Describe the changes in outcomes (healthcare conditions, services, costs, and care days) for patients with myotonic dystrophy compared with matched controls (MCs) two years post-pre diagnosis.
Myotonic dystrophy (DM, Types 1 and 2) are dominantly inherited multisystem disorders that cause progressive weakness and myotonia along with variable cardiopulmonary, gastrointestinal, endocrine, and neurological manifestations that adversely affect quality of life. Literature describing the DM patient journey is limited.
We used PharMetrics deidentified-US-claims (Jan-2010—Mar-2021) to retrospectively evaluate outcomes for DM-patients vs non-DM MCs. DM-patients had ?2 DM claims ?30 days apart (index date=first diagnosis date). Cohorts were matched (5-MC:1-DM) on index date, age, region, gender, plan, and payer types. Outcomes were compared two-years post-diagnosis minus two-years pre-diagnosis (Post-PreDx) using US Agency for Healthcare Research & Quality (AHRQ) categories. Data reported is per-member-per-year. All reported findings significant (p<0.05).
We identified 519 DM-patients and 2595 MCs. Most outcomes demonstrated higher care utilization in DM-patients than MCs. Post-PreDx care days increased at all service settings except lab for both cohorts (?9.9 DM;?1.5 MCs). Post-PreDx DM-patients’ AHRQ-prevalence changed in 58(?57;?1) categories led by “other nervous system disorders” (37.6% DM;3.2% MCs), “cardiac dysrhythmias” (17.3% DM;2.3% MCs) and “other lower respiratory disease” (16.0% DM;2.7% MCs). DM-patients’ mean number of services increased Post-PreDx (21.3;2.9 MCs). Post-PreDx DM-patients' utilization increased in 21 AHRQ-service and 7 AHRQ-cost categories. Total medical and drug costs increased for DM-patients’ ($18,705 to $25,594) vs MCs ($5640 to $6884).

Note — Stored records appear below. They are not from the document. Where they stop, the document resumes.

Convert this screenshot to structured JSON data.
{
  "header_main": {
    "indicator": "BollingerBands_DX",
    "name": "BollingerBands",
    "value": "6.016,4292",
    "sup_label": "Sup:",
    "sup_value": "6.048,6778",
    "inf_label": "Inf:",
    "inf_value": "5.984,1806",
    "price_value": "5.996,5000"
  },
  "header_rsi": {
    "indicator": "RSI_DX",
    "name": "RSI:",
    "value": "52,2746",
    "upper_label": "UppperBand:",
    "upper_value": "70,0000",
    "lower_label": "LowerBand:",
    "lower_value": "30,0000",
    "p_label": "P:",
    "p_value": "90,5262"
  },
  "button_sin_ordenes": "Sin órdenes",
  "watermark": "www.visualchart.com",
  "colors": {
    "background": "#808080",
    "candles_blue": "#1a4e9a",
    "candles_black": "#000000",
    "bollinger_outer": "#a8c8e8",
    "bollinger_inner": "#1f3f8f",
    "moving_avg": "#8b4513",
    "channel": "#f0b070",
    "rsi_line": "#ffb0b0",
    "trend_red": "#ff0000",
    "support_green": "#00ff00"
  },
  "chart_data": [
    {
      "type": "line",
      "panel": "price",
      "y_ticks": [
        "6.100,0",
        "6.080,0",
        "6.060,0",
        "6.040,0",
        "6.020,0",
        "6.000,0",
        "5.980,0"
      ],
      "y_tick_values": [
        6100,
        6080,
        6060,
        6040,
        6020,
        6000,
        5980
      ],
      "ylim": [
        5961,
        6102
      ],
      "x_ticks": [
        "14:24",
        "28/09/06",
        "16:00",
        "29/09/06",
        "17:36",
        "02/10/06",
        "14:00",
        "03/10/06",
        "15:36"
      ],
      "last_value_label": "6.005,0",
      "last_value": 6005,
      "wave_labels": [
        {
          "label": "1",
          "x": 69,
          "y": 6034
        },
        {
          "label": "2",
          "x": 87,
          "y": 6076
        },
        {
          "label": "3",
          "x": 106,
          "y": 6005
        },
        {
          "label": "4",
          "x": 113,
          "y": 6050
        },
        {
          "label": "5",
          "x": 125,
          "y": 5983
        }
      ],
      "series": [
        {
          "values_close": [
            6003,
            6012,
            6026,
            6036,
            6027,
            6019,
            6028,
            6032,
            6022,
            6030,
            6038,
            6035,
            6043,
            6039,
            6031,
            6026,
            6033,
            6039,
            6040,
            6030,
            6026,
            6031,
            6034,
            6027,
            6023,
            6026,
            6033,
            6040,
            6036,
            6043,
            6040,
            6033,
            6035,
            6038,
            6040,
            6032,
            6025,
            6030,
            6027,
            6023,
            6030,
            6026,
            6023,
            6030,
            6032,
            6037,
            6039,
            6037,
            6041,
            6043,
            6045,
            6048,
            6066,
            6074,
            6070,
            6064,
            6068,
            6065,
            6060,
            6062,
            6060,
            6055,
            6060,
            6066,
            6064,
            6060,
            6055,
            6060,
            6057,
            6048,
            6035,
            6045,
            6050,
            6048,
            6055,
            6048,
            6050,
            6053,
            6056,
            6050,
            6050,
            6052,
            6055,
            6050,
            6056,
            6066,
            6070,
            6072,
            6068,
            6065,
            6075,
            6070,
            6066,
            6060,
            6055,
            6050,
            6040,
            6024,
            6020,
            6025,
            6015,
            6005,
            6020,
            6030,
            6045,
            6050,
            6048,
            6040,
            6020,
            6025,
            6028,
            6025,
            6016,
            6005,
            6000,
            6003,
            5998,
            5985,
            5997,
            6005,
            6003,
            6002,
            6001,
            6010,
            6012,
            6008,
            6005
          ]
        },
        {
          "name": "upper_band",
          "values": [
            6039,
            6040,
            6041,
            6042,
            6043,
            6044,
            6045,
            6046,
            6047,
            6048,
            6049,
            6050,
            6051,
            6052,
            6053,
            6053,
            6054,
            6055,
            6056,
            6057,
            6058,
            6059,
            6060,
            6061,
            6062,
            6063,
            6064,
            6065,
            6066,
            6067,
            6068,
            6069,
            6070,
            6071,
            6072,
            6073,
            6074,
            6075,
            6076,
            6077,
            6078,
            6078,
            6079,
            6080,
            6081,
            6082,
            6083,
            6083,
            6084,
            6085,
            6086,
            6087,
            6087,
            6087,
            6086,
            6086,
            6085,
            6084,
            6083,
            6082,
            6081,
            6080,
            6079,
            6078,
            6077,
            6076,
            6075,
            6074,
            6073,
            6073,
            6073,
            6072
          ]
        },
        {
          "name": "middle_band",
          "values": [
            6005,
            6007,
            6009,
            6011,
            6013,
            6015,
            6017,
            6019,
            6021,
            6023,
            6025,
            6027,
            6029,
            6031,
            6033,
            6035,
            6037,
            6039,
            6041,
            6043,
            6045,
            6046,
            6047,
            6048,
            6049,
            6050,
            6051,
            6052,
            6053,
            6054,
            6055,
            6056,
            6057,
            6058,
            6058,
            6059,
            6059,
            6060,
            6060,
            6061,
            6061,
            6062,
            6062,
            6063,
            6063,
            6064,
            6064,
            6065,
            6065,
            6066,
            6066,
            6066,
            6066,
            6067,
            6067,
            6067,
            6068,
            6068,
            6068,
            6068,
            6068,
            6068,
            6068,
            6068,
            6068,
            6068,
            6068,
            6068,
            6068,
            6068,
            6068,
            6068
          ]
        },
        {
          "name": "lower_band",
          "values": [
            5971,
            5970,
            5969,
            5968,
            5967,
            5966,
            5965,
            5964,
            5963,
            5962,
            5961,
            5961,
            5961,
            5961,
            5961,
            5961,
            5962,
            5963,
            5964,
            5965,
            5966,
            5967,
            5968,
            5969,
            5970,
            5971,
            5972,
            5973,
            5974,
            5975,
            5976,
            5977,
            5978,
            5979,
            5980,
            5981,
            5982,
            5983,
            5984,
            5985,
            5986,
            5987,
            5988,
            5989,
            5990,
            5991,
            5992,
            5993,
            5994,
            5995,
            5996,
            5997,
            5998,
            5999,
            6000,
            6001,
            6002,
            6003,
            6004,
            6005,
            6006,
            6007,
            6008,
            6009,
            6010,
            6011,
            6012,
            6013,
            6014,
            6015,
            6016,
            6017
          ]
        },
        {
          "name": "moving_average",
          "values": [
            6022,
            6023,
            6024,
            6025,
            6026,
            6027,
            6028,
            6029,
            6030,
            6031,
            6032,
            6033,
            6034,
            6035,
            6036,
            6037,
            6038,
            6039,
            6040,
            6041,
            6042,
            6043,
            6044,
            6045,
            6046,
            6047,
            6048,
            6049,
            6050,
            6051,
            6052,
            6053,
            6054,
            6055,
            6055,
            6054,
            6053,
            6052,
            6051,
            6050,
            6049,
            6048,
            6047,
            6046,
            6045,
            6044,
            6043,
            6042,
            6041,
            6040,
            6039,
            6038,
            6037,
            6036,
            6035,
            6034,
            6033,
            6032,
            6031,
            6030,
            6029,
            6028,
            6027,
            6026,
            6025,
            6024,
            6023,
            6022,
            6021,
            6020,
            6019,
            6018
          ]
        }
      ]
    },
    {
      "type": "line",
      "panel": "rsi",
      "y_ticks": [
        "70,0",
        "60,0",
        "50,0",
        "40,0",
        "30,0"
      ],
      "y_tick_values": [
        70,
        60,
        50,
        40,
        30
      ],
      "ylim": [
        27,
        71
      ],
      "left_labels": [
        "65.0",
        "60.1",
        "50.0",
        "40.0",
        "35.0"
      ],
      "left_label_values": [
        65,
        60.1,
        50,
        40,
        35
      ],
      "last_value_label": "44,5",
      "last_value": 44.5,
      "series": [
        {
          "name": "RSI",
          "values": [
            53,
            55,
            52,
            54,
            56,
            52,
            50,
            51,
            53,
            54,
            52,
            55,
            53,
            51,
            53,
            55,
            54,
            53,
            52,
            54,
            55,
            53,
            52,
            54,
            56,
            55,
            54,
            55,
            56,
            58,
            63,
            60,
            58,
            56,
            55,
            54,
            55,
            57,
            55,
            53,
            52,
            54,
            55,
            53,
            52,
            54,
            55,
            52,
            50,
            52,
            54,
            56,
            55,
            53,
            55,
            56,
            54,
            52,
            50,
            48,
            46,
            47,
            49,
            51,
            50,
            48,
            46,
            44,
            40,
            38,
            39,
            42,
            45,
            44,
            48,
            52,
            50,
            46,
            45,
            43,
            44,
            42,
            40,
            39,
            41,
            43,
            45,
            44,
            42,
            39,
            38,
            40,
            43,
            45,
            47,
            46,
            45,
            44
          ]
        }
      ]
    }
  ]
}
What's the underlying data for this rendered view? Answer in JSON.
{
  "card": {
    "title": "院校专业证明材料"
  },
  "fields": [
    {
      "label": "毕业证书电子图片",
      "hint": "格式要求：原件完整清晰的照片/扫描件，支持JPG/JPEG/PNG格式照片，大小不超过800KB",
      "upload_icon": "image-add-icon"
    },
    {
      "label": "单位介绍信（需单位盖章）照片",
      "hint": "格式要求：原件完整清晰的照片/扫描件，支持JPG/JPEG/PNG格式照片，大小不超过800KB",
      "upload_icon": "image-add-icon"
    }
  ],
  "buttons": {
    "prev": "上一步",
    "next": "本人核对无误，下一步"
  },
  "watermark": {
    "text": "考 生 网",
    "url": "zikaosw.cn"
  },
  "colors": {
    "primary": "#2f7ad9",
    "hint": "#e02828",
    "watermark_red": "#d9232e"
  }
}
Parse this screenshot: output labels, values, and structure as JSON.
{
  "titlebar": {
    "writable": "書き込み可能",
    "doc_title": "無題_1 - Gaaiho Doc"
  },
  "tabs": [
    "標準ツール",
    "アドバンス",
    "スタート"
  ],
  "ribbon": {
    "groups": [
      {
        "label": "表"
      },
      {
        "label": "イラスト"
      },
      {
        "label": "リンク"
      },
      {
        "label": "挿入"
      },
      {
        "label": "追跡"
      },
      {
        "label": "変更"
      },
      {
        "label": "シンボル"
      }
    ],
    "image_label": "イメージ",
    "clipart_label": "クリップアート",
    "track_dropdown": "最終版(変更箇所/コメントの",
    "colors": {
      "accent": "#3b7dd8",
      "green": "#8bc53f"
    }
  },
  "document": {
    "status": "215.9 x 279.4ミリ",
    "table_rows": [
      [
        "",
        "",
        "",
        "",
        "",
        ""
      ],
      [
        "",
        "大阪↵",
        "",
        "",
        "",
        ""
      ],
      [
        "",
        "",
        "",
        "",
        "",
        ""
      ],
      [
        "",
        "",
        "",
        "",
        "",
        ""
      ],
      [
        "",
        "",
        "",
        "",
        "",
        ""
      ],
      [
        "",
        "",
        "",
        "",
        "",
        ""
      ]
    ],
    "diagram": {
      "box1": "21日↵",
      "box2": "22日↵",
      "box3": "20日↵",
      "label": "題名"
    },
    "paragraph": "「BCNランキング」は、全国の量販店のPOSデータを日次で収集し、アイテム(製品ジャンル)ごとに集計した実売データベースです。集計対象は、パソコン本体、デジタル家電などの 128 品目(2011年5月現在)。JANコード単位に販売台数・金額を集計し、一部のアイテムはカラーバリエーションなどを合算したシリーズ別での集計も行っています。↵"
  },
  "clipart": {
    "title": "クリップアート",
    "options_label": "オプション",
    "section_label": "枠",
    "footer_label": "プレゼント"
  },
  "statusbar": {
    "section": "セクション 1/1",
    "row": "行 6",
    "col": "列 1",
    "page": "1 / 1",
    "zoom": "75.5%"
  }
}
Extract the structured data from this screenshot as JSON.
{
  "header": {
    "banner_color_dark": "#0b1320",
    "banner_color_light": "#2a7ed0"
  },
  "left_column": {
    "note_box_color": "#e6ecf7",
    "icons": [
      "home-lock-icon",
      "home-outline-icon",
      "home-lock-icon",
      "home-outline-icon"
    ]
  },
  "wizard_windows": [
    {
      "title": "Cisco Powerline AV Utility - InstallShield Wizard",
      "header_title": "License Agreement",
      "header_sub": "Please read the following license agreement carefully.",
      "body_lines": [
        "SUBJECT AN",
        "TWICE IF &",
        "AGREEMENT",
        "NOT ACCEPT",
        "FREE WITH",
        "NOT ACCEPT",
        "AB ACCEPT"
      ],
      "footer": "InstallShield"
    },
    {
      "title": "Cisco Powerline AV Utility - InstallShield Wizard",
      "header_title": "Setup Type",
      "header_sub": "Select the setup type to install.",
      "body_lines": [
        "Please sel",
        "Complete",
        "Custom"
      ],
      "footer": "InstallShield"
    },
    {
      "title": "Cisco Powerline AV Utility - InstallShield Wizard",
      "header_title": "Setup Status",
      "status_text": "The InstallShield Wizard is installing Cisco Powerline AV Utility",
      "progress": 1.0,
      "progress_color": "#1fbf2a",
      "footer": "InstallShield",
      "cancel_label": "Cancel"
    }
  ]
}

Health care utilization increased significantly in DM patients following diagnosis and was overall both higher and in different categories than MCs. This likely reflects the need to investigate and manage previously unsuspected manifestations of DM following formal diagnosis.